* Work request
List all the lines in these records that hold "date".

Stored dataset items:

***

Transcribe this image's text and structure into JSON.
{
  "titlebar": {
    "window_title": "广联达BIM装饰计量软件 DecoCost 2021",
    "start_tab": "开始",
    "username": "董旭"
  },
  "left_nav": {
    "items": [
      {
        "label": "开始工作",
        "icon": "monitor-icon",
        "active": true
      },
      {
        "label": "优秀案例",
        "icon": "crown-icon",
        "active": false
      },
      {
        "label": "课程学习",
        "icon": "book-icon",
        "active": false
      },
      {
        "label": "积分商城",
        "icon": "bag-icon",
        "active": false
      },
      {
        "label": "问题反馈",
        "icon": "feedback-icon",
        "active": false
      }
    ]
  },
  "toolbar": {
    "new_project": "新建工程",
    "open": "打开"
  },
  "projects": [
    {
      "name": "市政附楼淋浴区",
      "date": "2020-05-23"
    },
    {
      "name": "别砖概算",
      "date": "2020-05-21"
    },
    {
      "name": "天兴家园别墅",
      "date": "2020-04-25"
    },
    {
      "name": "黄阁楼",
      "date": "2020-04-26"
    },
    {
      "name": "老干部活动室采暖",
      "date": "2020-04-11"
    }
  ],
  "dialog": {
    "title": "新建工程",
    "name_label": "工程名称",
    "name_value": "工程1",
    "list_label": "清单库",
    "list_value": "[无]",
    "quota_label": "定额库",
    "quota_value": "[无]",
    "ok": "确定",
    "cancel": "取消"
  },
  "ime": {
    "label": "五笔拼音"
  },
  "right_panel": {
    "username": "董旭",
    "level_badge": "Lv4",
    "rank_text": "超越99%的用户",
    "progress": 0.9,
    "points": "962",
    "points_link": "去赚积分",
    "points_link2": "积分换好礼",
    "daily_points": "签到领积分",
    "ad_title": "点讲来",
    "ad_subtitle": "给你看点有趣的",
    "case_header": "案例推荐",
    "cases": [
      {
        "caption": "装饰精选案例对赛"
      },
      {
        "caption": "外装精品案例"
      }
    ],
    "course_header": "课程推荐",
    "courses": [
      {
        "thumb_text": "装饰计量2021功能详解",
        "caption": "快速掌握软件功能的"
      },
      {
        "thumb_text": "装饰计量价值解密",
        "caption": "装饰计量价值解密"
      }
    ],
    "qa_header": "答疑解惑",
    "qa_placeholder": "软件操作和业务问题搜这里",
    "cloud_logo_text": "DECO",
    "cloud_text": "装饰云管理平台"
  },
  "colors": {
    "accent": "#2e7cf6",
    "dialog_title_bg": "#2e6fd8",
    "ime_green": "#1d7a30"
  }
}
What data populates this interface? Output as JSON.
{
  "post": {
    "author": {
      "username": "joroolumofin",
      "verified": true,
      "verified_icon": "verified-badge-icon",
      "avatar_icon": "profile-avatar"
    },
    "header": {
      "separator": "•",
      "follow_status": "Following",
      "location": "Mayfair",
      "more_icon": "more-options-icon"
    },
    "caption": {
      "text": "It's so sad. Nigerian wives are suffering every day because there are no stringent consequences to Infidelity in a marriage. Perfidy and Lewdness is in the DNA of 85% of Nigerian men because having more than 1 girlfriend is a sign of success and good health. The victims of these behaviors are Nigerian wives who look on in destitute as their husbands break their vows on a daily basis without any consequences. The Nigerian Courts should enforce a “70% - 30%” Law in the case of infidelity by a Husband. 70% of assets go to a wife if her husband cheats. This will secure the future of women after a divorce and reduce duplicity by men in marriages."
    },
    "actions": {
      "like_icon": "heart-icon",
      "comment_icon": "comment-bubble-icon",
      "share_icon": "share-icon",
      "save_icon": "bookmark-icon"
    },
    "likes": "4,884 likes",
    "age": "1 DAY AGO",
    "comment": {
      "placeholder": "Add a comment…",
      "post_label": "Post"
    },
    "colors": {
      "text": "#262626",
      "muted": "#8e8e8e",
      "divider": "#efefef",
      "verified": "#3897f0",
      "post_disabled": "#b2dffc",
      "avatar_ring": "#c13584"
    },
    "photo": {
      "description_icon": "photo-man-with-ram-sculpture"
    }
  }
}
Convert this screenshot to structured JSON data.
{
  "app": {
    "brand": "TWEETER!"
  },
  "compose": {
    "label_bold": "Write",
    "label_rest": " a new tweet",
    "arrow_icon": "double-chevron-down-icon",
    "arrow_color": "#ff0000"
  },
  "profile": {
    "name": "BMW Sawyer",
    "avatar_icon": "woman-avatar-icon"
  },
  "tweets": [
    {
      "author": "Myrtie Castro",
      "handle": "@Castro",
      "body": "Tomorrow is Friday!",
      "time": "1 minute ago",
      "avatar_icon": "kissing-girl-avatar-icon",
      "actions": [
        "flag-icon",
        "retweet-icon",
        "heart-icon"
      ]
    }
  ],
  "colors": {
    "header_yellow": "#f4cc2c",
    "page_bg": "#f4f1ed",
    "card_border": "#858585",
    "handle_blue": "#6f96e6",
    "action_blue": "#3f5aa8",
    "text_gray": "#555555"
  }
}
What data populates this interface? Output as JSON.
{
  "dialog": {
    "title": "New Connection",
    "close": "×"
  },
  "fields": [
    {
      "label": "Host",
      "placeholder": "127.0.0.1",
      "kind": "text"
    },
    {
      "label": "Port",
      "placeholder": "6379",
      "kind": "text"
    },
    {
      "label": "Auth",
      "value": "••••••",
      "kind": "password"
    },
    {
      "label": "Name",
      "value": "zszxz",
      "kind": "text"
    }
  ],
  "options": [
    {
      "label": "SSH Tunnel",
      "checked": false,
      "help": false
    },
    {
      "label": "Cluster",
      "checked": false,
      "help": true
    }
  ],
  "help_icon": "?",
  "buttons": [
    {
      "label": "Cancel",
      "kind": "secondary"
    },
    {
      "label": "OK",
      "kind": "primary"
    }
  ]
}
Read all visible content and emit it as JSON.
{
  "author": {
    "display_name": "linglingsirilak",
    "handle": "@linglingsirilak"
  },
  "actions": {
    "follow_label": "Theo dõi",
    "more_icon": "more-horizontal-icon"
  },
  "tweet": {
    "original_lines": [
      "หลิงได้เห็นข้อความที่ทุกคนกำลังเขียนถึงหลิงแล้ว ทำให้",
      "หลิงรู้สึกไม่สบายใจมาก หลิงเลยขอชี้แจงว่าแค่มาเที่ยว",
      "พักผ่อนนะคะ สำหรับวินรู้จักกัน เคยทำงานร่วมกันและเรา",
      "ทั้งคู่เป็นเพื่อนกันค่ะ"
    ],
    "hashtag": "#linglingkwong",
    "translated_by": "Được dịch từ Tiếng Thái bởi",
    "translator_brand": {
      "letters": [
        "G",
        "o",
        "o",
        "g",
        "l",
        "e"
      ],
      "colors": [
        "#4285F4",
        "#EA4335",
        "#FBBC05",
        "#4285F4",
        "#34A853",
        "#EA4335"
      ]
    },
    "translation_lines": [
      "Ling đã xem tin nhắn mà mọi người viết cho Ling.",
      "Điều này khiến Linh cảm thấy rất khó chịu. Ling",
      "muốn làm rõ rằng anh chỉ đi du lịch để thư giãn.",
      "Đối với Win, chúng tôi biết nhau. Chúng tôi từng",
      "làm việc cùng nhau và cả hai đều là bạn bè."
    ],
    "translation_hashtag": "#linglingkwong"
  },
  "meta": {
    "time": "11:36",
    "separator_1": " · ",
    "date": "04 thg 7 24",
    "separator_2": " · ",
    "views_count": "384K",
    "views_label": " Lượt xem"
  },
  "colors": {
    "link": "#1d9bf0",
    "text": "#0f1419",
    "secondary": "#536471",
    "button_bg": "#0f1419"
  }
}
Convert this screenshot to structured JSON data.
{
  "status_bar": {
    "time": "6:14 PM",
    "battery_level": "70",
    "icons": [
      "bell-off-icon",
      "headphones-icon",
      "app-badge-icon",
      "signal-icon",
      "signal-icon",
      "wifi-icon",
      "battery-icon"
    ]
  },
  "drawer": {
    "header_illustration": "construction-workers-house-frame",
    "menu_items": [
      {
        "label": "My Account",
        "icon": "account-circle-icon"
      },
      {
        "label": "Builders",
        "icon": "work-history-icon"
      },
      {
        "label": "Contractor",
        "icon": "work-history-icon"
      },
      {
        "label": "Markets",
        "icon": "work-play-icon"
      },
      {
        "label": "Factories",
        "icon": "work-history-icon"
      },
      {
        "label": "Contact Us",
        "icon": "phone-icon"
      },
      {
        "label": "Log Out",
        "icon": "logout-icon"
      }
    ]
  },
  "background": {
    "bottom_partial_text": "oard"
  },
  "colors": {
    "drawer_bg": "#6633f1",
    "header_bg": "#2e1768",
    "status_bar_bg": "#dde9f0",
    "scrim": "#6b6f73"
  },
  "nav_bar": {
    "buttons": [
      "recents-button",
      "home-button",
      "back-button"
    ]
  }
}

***

* Exercise response
      "date": "2020-05-23"
      "date": "2020-05-21"
      "date": "2020-04-25"
      "date": "2020-04-26"
      "date": "2020-04-11"
    "date": "04 thg 7 24",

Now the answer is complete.